Sunday, March 17, 2013

Finally the Actuary Gets 7% "Net of Expenses"

On January 30, 2013, the governor signed the law changing the assumed interest rate for the five city pension funds from 8% gross of expenses to 7% net of expenses. This new rate is effective as of July 1, 2011. The rate should have gone into effect on July 1, 2009 when the five year term of the old 8% rate ended. That is two years of underfunding for all of the city pension funds.

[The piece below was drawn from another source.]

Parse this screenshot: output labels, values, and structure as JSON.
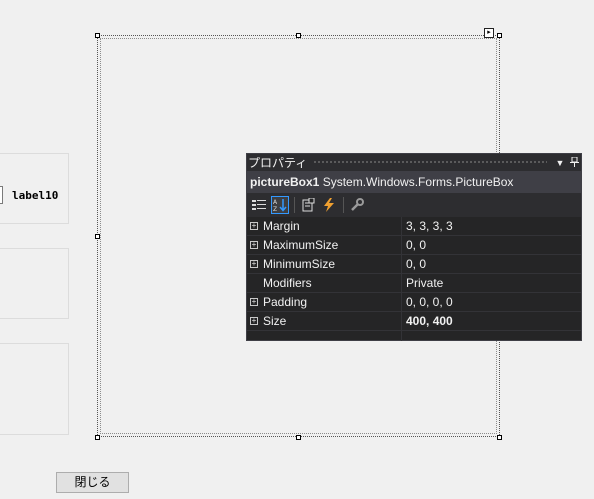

That does not mean that the new rate is an appropriate rate, just better.

I love Bob's little twist on the new rate, "net of expenses". In plain English this means the new rate is actually higher than 7% when compared to the old 8%.

The expenses in FY-2012 were $486.7M($370.3M investments and ($116.4M administrative). The assets as of June 30, 2011 were $111B. A 7% return is $7.777B, add on the $486M and you have $8.263B. That is a 7.4% rate needed to cover the 7% "net of expenses". The bottom line is that the target rate for 2012 was 7.4% gross of expenses.

Unfortunately, for FY-2012 the five city pension funds fell short of their target by $5.963B. Over the last 13 years the shortfall is $38.375B. Either the trustees are going to have to ramp up their investment skills or the taxpayers are going to have to continue to cover their losses.

Monday, March 11, 2013

Teachers Retirement System - Why is it $4.4B short

I recently became aware that the NYC Teachers Retirement System (TRS) has had a regular and significant negative cash flow as far back as 2000 and maybe further. The total negative cash flow for the 13 years is $8.8B . In plain English a negative cash flow for a city pension fund means that the employee and employer contributions, interest payments, and dividends are less than expenses and pension payments. That leads to liquidating assets to cover the shortfall and creates a permanent handicap when it comes to investment returns.

This raises a question about the actuary's funding strategy for TRS.

None of the other four city pension funds have had consistent negative cash flows over the same time period. As of June, 2012 these four funds have reached or surpassed their pre-crash 2007 values. From the table below you can see that TRS is $4.4B short of its 2007 asset value.

TRS has a serious investment problem. Of course, in FY-2012 the other four funds didn't do so well with their positive cash flows. The five funds managed to turn $1.45B into $306.5M in a market that was was up 3.4% for the year.

The New York State Department of Financial Services (DFS) has not done a statutory examination report on any of the five city pension funds since at least 2003. This is in spite of the fact that the pension funds have paid DFS for the associated audits.

Asset Values and Cash Flows for the Five City Pension Funds: (2007 - 2012)

Pension Fund20072009201220122012
Closing BalanceClosing BalanceClosing BlanaceAsset ChangeNet Cash Flow
NYCERS $42,514.3M $31,903.4M $42,655.3M $246.3M $728.0M
TRS $37,142.8M $23,077.5M $32,774.8M -$826.7M -$472.3M
BERS $2,179.5M $1,536.6M $2,310.6M -$13.0M -$46.4M
Police Fund $21,905.5M $17,424.1M $25,479.9M $731.0M $944.0M
Fire Fund $7,202.7M $5,576.8M $8,124.7M $169.0M $268.0M
Total $110,944.7M $79,518.3M $111,345.3M $306.5M $1,452.4M